VAR has become the centre of controversy in the Premier League once again.
Ever since the technology was introduced to England’s top-flight for the 2019/20 season, there has been controversy surrounding everything from its application and methodology to its presence at all.
Besides, the disillusionment with VAR has been so passionate at times that thousands of fans have taken to games with signs and chants to protest it being used in the Premier League, full stop.
More VAR controversy
And while there is no denying that many of VAR’s issues have been ironed out over the last three years, the weekend’s action couldn’t have made it any clearer that an element of anger still remains.
That was certainly the case during Arsenal‘s defeat to Manchester City on Saturday where Gooners felt incredibly aggrieved that they didn’t win a penalty when Martin Odegaard was felled by Ederson.
Many fans believed that VAR should have intervened to have given Arsenal a penalty just as the technology did to award the Citizens a spot-kick when Bernardo Silva was brought to ground.
Offside drama in the Premier League
And just to make matters even worse, the anger with VAR was riding the crest of a wave because of marginal offside decisions during Brentford vs City and Southampton vs Tottenham Hotspur.
Just a few days before the Arsenal drama, fans were tearing their hair out as Harry Kane was denied a goal and Phil Foden was awarded one in what appeared to be remarkably tight calls.
All in all, it made for a culmination of events that reminded us of a fantastic piece of commentary from Steve Wilson when Kane scored for Tottenham in a 4-1 win over Crystal Palace in March.
Pertinent commentary of Kane goal

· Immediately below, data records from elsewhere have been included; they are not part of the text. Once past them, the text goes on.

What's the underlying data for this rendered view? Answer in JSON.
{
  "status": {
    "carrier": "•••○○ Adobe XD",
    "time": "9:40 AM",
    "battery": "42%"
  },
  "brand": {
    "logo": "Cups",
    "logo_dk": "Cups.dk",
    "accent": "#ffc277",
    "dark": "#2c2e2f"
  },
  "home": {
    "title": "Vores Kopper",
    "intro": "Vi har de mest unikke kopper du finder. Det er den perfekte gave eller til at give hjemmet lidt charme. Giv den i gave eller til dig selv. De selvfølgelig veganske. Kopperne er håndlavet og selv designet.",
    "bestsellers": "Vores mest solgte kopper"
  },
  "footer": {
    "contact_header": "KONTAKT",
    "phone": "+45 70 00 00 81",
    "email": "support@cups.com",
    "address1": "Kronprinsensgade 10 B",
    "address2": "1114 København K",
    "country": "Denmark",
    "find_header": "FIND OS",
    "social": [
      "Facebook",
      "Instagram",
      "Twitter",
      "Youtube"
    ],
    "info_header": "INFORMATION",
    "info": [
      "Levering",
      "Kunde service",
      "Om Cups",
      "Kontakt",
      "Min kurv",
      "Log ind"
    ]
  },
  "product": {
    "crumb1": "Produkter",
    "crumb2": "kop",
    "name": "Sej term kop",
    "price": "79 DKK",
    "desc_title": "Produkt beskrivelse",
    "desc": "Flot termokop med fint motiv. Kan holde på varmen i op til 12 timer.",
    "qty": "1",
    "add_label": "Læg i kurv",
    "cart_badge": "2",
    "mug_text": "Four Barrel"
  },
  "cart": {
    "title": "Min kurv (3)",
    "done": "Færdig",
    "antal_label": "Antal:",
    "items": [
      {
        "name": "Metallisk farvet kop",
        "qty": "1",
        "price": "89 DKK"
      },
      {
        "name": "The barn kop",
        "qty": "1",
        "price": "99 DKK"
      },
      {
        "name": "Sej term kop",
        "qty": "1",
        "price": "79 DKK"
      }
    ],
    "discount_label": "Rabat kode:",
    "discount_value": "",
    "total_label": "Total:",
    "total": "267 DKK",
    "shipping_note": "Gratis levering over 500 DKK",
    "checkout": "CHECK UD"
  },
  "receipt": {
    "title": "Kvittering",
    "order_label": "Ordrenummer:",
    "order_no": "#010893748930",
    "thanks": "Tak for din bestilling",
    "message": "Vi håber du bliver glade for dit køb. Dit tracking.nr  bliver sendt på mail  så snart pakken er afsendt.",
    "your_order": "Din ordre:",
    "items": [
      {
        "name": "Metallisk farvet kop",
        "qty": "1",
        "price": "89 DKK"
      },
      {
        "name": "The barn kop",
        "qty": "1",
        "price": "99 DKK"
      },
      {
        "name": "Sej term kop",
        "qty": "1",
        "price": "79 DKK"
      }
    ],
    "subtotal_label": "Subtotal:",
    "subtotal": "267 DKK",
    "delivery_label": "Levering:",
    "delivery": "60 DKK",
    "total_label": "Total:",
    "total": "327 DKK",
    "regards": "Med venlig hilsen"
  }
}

‘Why?’ I hear you ask. Well, it’s because the BBC Sport commentator happened to produce one of the finest descriptions of the damaging impact that VAR has had on the game that we’ve ever heard.
With the technology checking over a goal from Kane that was clearly onside, Taylor eloquently bemoaned that “miserable geometry” was stifling a “a beautifully crafted moment of footballing joy.”
Regardless of whether we’re discussing offside decisions or missed penalties, the overall point of Taylor’s argument will always feel pertinent, so be sure to brilliant commentary down below:
Does hating how VAR impacts the game make me some sort of footballing dinosaur?
Sums up VAR’s worrying impact
Maybe so, but Taylor’s commentary still hits hard almost a year on when the minutae of VAR – albeit in different guises and forms – continues to hang over enthralling and entertaining games.
Mercifully, the dingly, dangly offside lines have been dialled back this season, but the moral of Taylor’s story remains because it’s clear that VAR is still hurting many fans’ enjoyment of the game.
And whether it’s the application of lines or checking some incidents and not others, it’s the fine prints and inconsistent details that are leaving fans so frustrated with its impact on beautiful moments.
Arsenal vs Man City Match Reaction (Football Terrace)
The overall premise of VAR is something we can all get behind because nobody wants terrible refereeing errors, but its current existence leaves a lot to be desired in terms of clarity and reliability.
Whether that’s down to the laws of the game, the officials or the technology itself, one can’t help feeling that VAR simply hasn’t worked as planned in the Premier League. At least, not yet.
At the end of the day, practice makes perfect, so maybe this is all a necessary evil, but ‘miserable geometry’ on tackles and offsides is leaving VAR in bad shape from every angle you look.